> _Supplied records_
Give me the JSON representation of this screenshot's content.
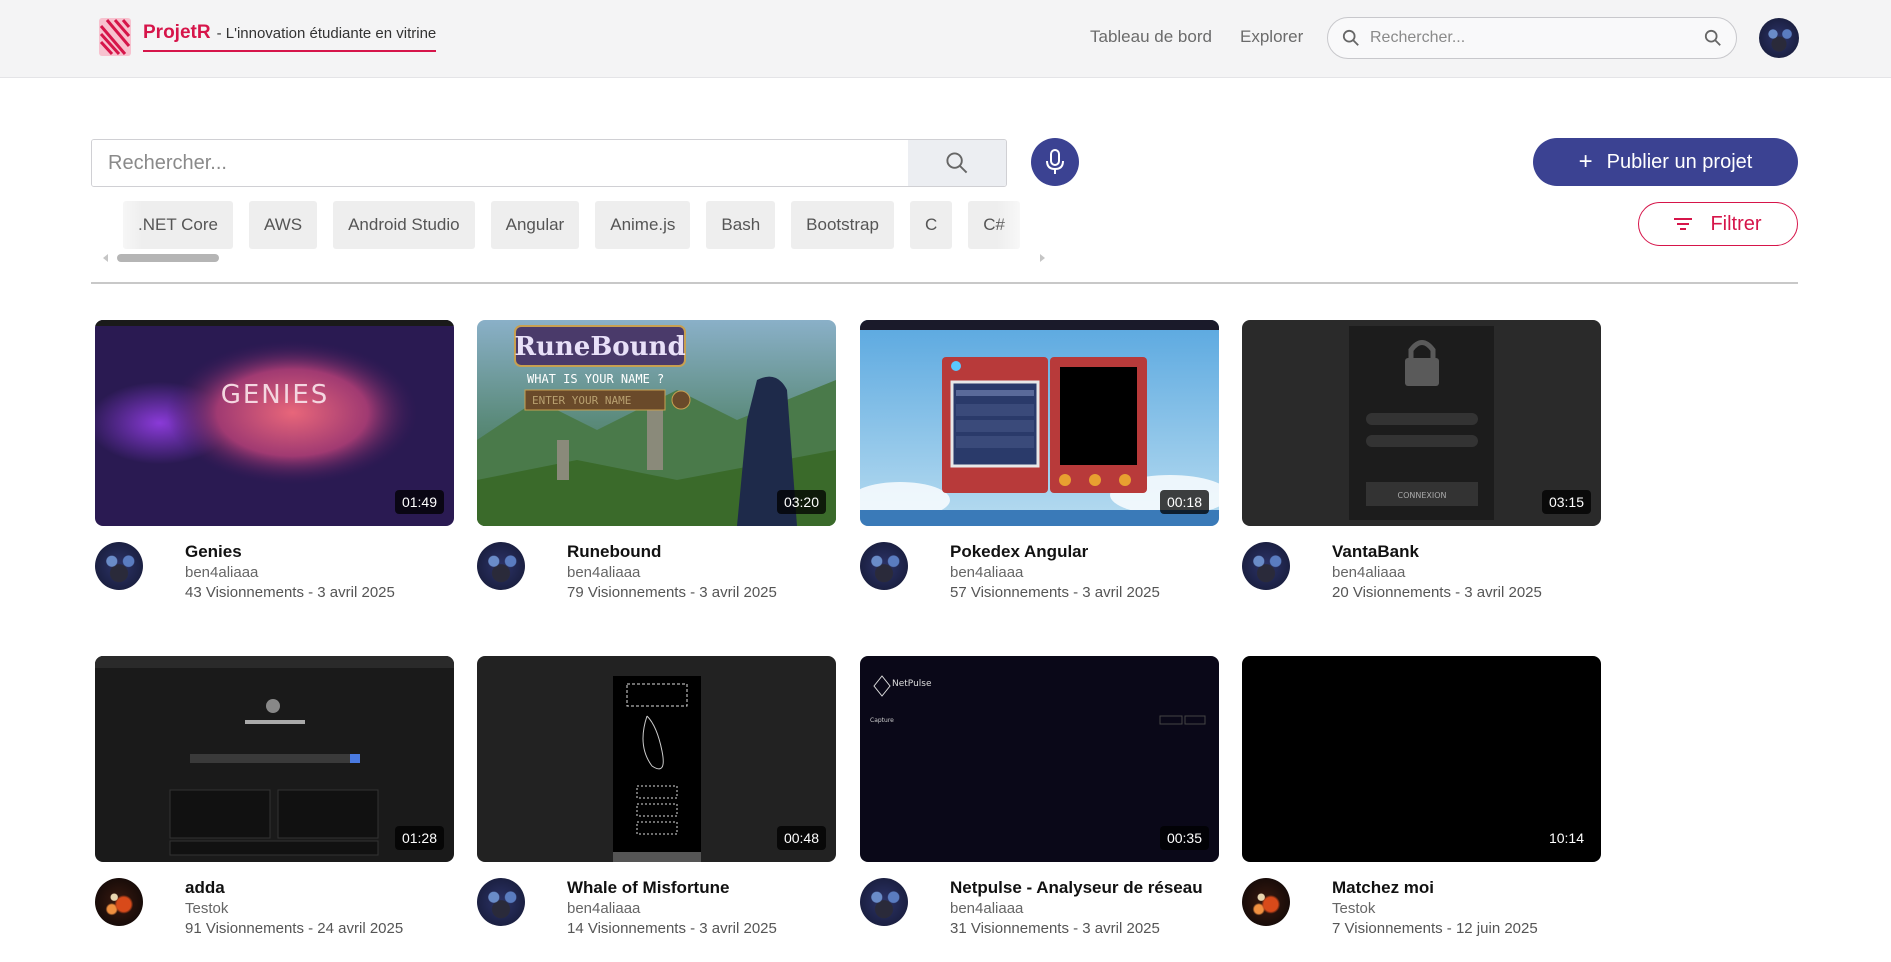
{
  "brand": {
    "name": "ProjetR",
    "tagline": "- L'innovation étudiante en vitrine"
  },
  "nav": {
    "links": [
      "Tableau de bord",
      "Explorer"
    ],
    "search_placeholder": "Rechercher..."
  },
  "main_search": {
    "placeholder": "Rechercher..."
  },
  "actions": {
    "publish_label": "Publier un projet",
    "filter_label": "Filtrer"
  },
  "tags": [
    ".NET Core",
    "AWS",
    "Android Studio",
    "Angular",
    "Anime.js",
    "Bash",
    "Bootstrap",
    "C",
    "C#"
  ],
  "videos": [
    {
      "title": "Genies",
      "author": "ben4aliaaa",
      "stats": "43 Visionnements - 3 avril 2025",
      "duration": "01:49",
      "avatar": "blue"
    },
    {
      "title": "Runebound",
      "author": "ben4aliaaa",
      "stats": "79 Visionnements - 3 avril 2025",
      "duration": "03:20",
      "avatar": "blue"
    },
    {
      "title": "Pokedex Angular",
      "author": "ben4aliaaa",
      "stats": "57 Visionnements - 3 avril 2025",
      "duration": "00:18",
      "avatar": "blue"
    },
    {
      "title": "VantaBank",
      "author": "ben4aliaaa",
      "stats": "20 Visionnements - 3 avril 2025",
      "duration": "03:15",
      "avatar": "blue"
    },
    {
      "title": "adda",
      "author": "Testok",
      "stats": "91 Visionnements - 24 avril 2025",
      "duration": "01:28",
      "avatar": "fire"
    },
    {
      "title": "Whale of Misfortune",
      "author": "ben4aliaaa",
      "stats": "14 Visionnements - 3 avril 2025",
      "duration": "00:48",
      "avatar": "blue"
    },
    {
      "title": "Netpulse - Analyseur de réseau",
      "author": "ben4aliaaa",
      "stats": "31 Visionnements - 3 avril 2025",
      "duration": "00:35",
      "avatar": "blue"
    },
    {
      "title": "Matchez moi",
      "author": "Testok",
      "stats": "7 Visionnements - 12 juin 2025",
      "duration": "10:14",
      "avatar": "fire"
    }
  ],
  "thumb_text": {
    "genies_title": "GENIES",
    "runebound_title": "RuneBound",
    "runebound_prompt": "WHAT IS YOUR NAME ?",
    "runebound_input": "ENTER YOUR NAME",
    "vantabank_button": "CONNEXION",
    "netpulse_brand": "NetPulse",
    "netpulse_capture": "Capture"
  },
  "colors": {
    "brand": "#d6154a",
    "primary": "#3b4292"
  }
}
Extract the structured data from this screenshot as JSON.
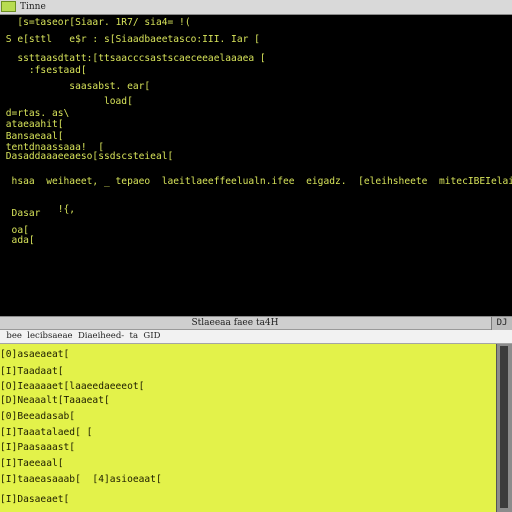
{
  "top_window": {
    "title": "Tinne",
    "lines": [
      "   [s=taseor[Siaar. 1R7/ sia4= !(",
      " S e[sttl   e$r : s[Siaadbaeetasco:III. Iar [",
      "   ssttaasdtatt:[ttsaacccsastscaeceeaelaaaea [",
      "     :fsestaad[",
      "            saasabst. ear[",
      "                  load[",
      " d=rtas. as\\",
      " ataeaahit[",
      " Bansaeaal[",
      " tentdnaassaaa!  [",
      " Dasaddaaaeeaeso[ssdscsteieal[",
      "    ",
      "  hsaa  weihaeet, _ tepaeo  laeitlaeeffeelualn.ifee  eigadz.  [eleihsheete  mitecIBEIelai.",
      "   ",
      "  Dasar",
      "          !{,",
      "  oa[",
      "  ada["
    ]
  },
  "bottom_window": {
    "title": "Stlaeeaa faee ta4H",
    "close_label": "DJ",
    "menu_text": "  bee  lecibsaeae  Diaeiheed-  ta  GID",
    "lines": [
      "[0]asaeaeat[",
      "[I]Taadaat[",
      "[O]Ieaaaaet[laaeedaeeeot[",
      "[D]Neaaalt[Taaaeat[",
      "[0]Beeadasab[",
      "[I]Taaatalaed[ [",
      "[I]Paasaaast[",
      "[I]Taeeaal[",
      "[I]taaeasaaab[  [4]asioeaat[",
      "[I]Dasaeaet["
    ]
  }
}
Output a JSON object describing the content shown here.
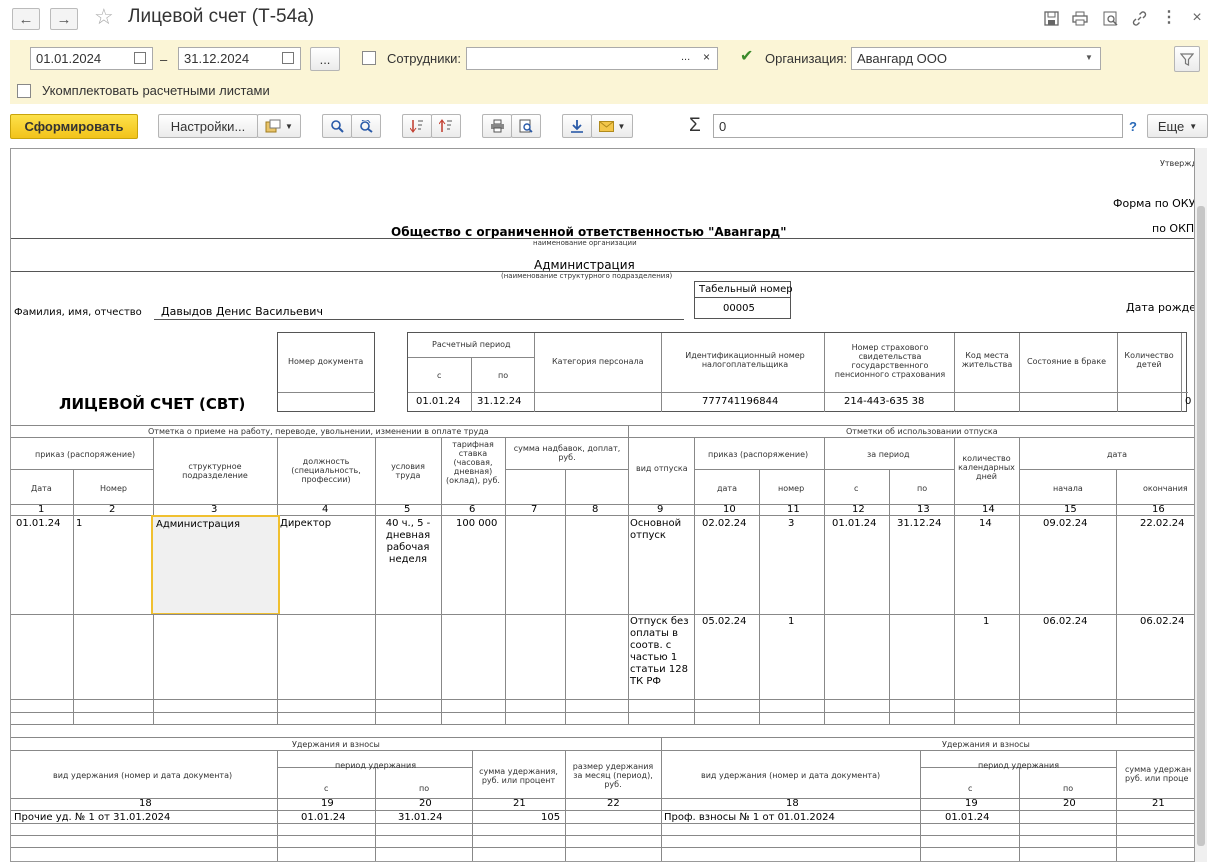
{
  "window": {
    "title": "Лицевой счет (Т-54а)",
    "nav_back": "←",
    "nav_forward": "→",
    "star": "☆"
  },
  "filter": {
    "date_from": "01.01.2024",
    "dash": "–",
    "date_to": "31.12.2024",
    "dots": "...",
    "employees_label": "Сотрудники:",
    "employees_value": "",
    "x": "×",
    "org_label": "Организация:",
    "org_value": "Авангард ООО",
    "complete_label": "Укомплектовать расчетными листами"
  },
  "toolbar": {
    "generate": "Сформировать",
    "settings": "Настройки...",
    "sigma": "Σ",
    "sum_value": "0",
    "help": "?",
    "more": "Еще"
  },
  "doc": {
    "approved": "Утвержд",
    "okud": "Форма по ОКУ",
    "okpo": "по ОКП",
    "org": "Общество с ограниченной ответственностью \"Авангард\"",
    "org_caption": "наименование организации",
    "dept": "Администрация",
    "dept_caption": "(наименование структурного подразделения)",
    "tab_label": "Табельный номер",
    "tab_num": "00005",
    "fio_label": "Фамилия, имя, отчество",
    "fio": "Давыдов Денис Васильевич",
    "birth": "Дата рожден",
    "heading": "ЛИЦЕВОЙ СЧЕТ (СВТ)",
    "h_docnum": "Номер документа",
    "h_period": "Расчетный период",
    "h_from": "с",
    "h_to": "по",
    "h_category": "Категория персонала",
    "h_inn": "Идентификационный номер налогоплательщика",
    "h_snils": "Номер страхового свидетельства государственного пенсионного страхования",
    "h_residence": "Код места жительства",
    "h_marital": "Состояние в браке",
    "h_children": "Количество детей",
    "v_from": "01.01.24",
    "v_to": "31.12.24",
    "v_inn": "777741196844",
    "v_snils": "214-443-635 38",
    "v_zero": "0",
    "sec_hire": "Отметка о приеме на работу, переводе, увольнении, изменении в оплате труда",
    "sec_vac": "Отметки об использовании отпуска",
    "c_order": "приказ (распоряжение)",
    "c_date": "Дата",
    "c_number": "Номер",
    "c_unit": "структурное подразделение",
    "c_position": "должность (специальность, профессии)",
    "c_cond": "условия труда",
    "c_rate": "тарифная ставка (часовая, дневная) (оклад), руб.",
    "c_bonus": "сумма надбавок, доплат, руб.",
    "c_vtype": "вид отпуска",
    "c_vorder": "приказ (распоряжение)",
    "c_vdate": "дата",
    "c_vnum": "номер",
    "c_vperiod": "за период",
    "c_vs": "с",
    "c_vpo": "по",
    "c_vdays": "количество календарных дней",
    "c_vdates": "дата",
    "c_vstart": "начала",
    "c_vend": "окончания",
    "nums": [
      "1",
      "2",
      "3",
      "4",
      "5",
      "6",
      "7",
      "8",
      "9",
      "10",
      "11",
      "12",
      "13",
      "14",
      "15",
      "16"
    ],
    "r1": {
      "date": "01.01.24",
      "num": "1",
      "unit": "Администрация",
      "pos": "Директор",
      "cond": "40 ч., 5 - дневная рабочая неделя",
      "rate": "100 000",
      "vtype": "Основной отпуск",
      "vdate": "02.02.24",
      "vnum": "3",
      "vs": "01.01.24",
      "vpo": "31.12.24",
      "days": "14",
      "start": "09.02.24",
      "end": "22.02.24"
    },
    "r2": {
      "vtype": "Отпуск без оплаты в соотв. с частью 1 статьи 128 ТК РФ",
      "vdate": "05.02.24",
      "vnum": "1",
      "days": "1",
      "start": "06.02.24",
      "end": "06.02.24"
    },
    "sec_ded": "Удержания и взносы",
    "d_type": "вид удержания (номер и дата документа)",
    "d_period": "период удержания",
    "d_s": "с",
    "d_po": "по",
    "d_sum": "сумма удержания, руб. или процент",
    "d_size": "размер удержания за месяц (период), руб.",
    "d_sum_short": "сумма удержан руб. или проце",
    "dnums": [
      "18",
      "19",
      "20",
      "21",
      "22",
      "18",
      "19",
      "20",
      "21"
    ],
    "dr1": {
      "type": "Прочие уд. № 1 от 31.01.2024",
      "s": "01.01.24",
      "po": "31.01.24",
      "sum": "105"
    },
    "dr2": {
      "type": "Проф. взносы № 1 от 01.01.2024",
      "s": "01.01.24"
    }
  }
}
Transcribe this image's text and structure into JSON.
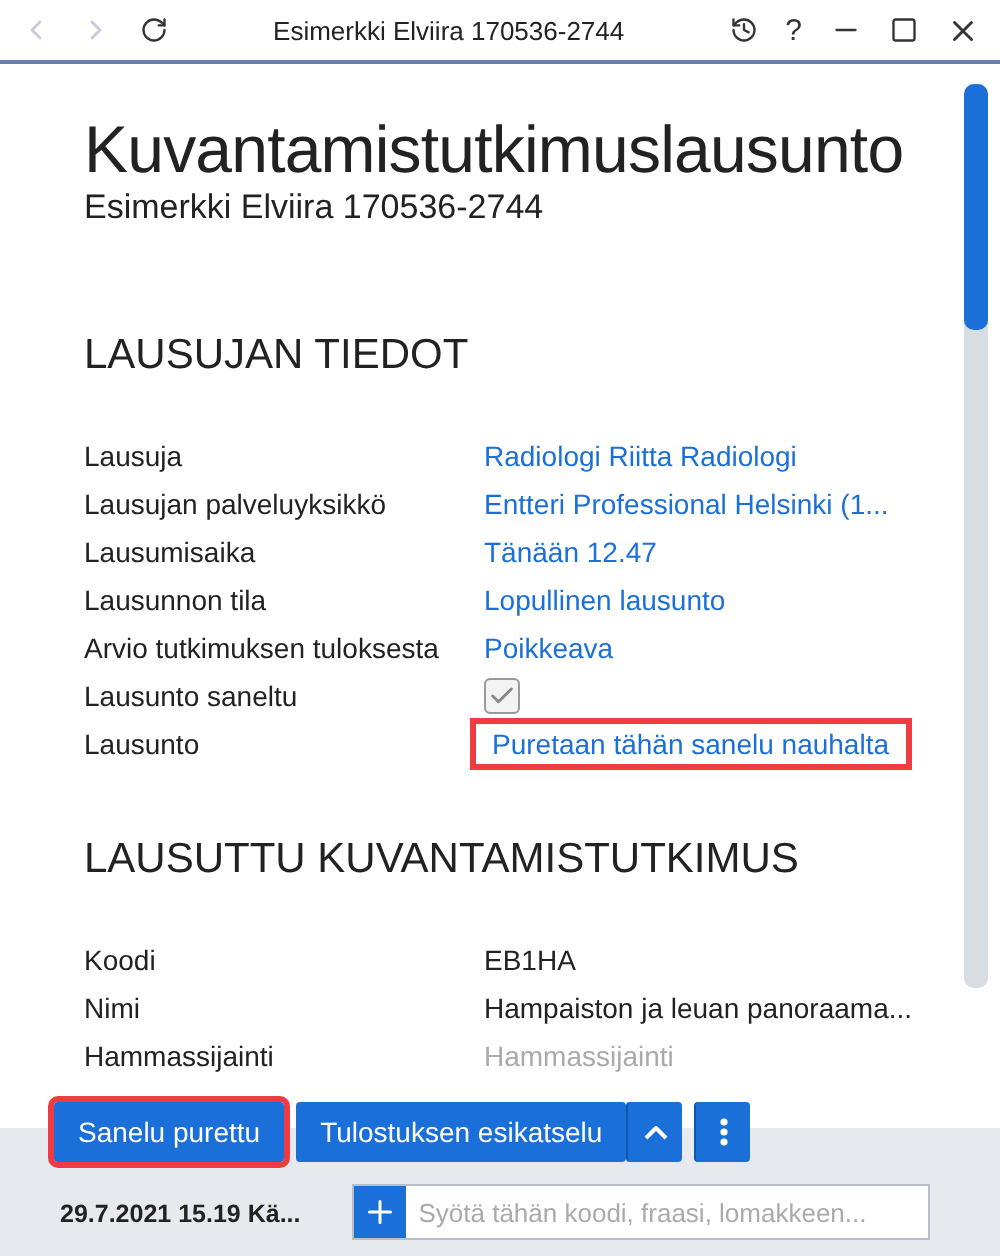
{
  "window": {
    "title": "Esimerkki Elviira 170536-2744",
    "help": "?"
  },
  "page": {
    "title": "Kuvantamistutkimuslausunto",
    "subtitle": "Esimerkki Elviira 170536-2744"
  },
  "sections": [
    {
      "heading": "LAUSUJAN TIEDOT",
      "rows": [
        {
          "label": "Lausuja",
          "kind": "link",
          "value": "Radiologi Riitta Radiologi",
          "highlighted": false
        },
        {
          "label": "Lausujan palveluyksikkö",
          "kind": "link",
          "value": "Entteri Professional Helsinki (1...",
          "highlighted": false
        },
        {
          "label": "Lausumisaika",
          "kind": "link",
          "value": "Tänään 12.47",
          "highlighted": false
        },
        {
          "label": "Lausunnon tila",
          "kind": "link",
          "value": "Lopullinen lausunto",
          "highlighted": false
        },
        {
          "label": "Arvio tutkimuksen tuloksesta",
          "kind": "link",
          "value": "Poikkeava",
          "highlighted": false
        },
        {
          "label": "Lausunto saneltu",
          "kind": "checkbox",
          "checked": true
        },
        {
          "label": "Lausunto",
          "kind": "link",
          "value": "Puretaan tähän sanelu nauhalta",
          "highlighted": true
        }
      ]
    },
    {
      "heading": "LAUSUTTU KUVANTAMISTUTKIMUS",
      "rows": [
        {
          "label": "Koodi",
          "kind": "text",
          "value": "EB1HA"
        },
        {
          "label": "Nimi",
          "kind": "text",
          "value": "Hampaiston ja leuan panoraama..."
        },
        {
          "label": "Hammassijainti",
          "kind": "placeholder",
          "placeholder": "Hammassijainti"
        }
      ]
    }
  ],
  "actions": {
    "primary": {
      "label": "Sanelu purettu",
      "highlighted": true
    },
    "preview": {
      "label": "Tulostuksen esikatselu"
    }
  },
  "footer": {
    "timestamp": "29.7.2021 15.19 Kä...",
    "input": {
      "placeholder": "Syötä tähän koodi, fraasi, lomakkeen..."
    }
  }
}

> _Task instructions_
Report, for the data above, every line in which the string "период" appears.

> _Answer below_
    "h_period": "Расчетный период",
    "c_vperiod": "за период",
    "d_period": "период удержания",
    "d_size": "размер удержания за месяц (период), руб.",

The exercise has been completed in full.